** Entries shown follows **

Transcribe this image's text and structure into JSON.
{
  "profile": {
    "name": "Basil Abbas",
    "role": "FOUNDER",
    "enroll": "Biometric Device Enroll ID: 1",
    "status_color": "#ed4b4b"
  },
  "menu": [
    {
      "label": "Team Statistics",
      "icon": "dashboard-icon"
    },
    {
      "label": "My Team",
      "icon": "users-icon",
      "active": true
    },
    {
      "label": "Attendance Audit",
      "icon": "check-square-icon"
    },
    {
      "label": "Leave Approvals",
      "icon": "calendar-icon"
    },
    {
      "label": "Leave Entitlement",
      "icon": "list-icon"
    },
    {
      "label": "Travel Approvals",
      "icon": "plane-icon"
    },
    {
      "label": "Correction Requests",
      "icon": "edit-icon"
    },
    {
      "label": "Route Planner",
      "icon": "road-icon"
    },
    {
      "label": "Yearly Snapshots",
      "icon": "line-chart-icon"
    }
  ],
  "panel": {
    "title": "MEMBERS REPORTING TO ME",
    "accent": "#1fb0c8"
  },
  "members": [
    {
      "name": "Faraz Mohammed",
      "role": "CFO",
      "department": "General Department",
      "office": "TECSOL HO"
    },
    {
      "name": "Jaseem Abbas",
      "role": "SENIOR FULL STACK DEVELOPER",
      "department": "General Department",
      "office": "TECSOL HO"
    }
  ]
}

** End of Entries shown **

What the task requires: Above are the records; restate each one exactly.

Answer box:
Transcribe this image's text and structure into JSON.
{
  "profile": {
    "name": "Basil Abbas",
    "role": "FOUNDER",
    "enroll": "Biometric Device Enroll ID: 1",
    "status_color": "#ed4b4b"
  },
  "menu": [
    {
      "label": "Team Statistics",
      "icon": "dashboard-icon"
    },
    {
      "label": "My Team",
      "icon": "users-icon",
      "active": true
    },
    {
      "label": "Attendance Audit",
      "icon": "check-square-icon"
    },
    {
      "label": "Leave Approvals",
      "icon": "calendar-icon"
    },
    {
      "label": "Leave Entitlement",
      "icon": "list-icon"
    },
    {
      "label": "Travel Approvals",
      "icon": "plane-icon"
    },
    {
      "label": "Correction Requests",
      "icon": "edit-icon"
    },
    {
      "label": "Route Planner",
      "icon": "road-icon"
    },
    {
      "label": "Yearly Snapshots",
      "icon": "line-chart-icon"
    }
  ],
  "panel": {
    "title": "MEMBERS REPORTING TO ME",
    "accent": "#1fb0c8"
  },
  "members": [
    {
      "name": "Faraz Mohammed",
      "role": "CFO",
      "department": "General Department",
      "office": "TECSOL HO"
    },
    {
      "name": "Jaseem Abbas",
      "role": "SENIOR FULL STACK DEVELOPER",
      "department": "General Department",
      "office": "TECSOL HO"
    }
  ]
}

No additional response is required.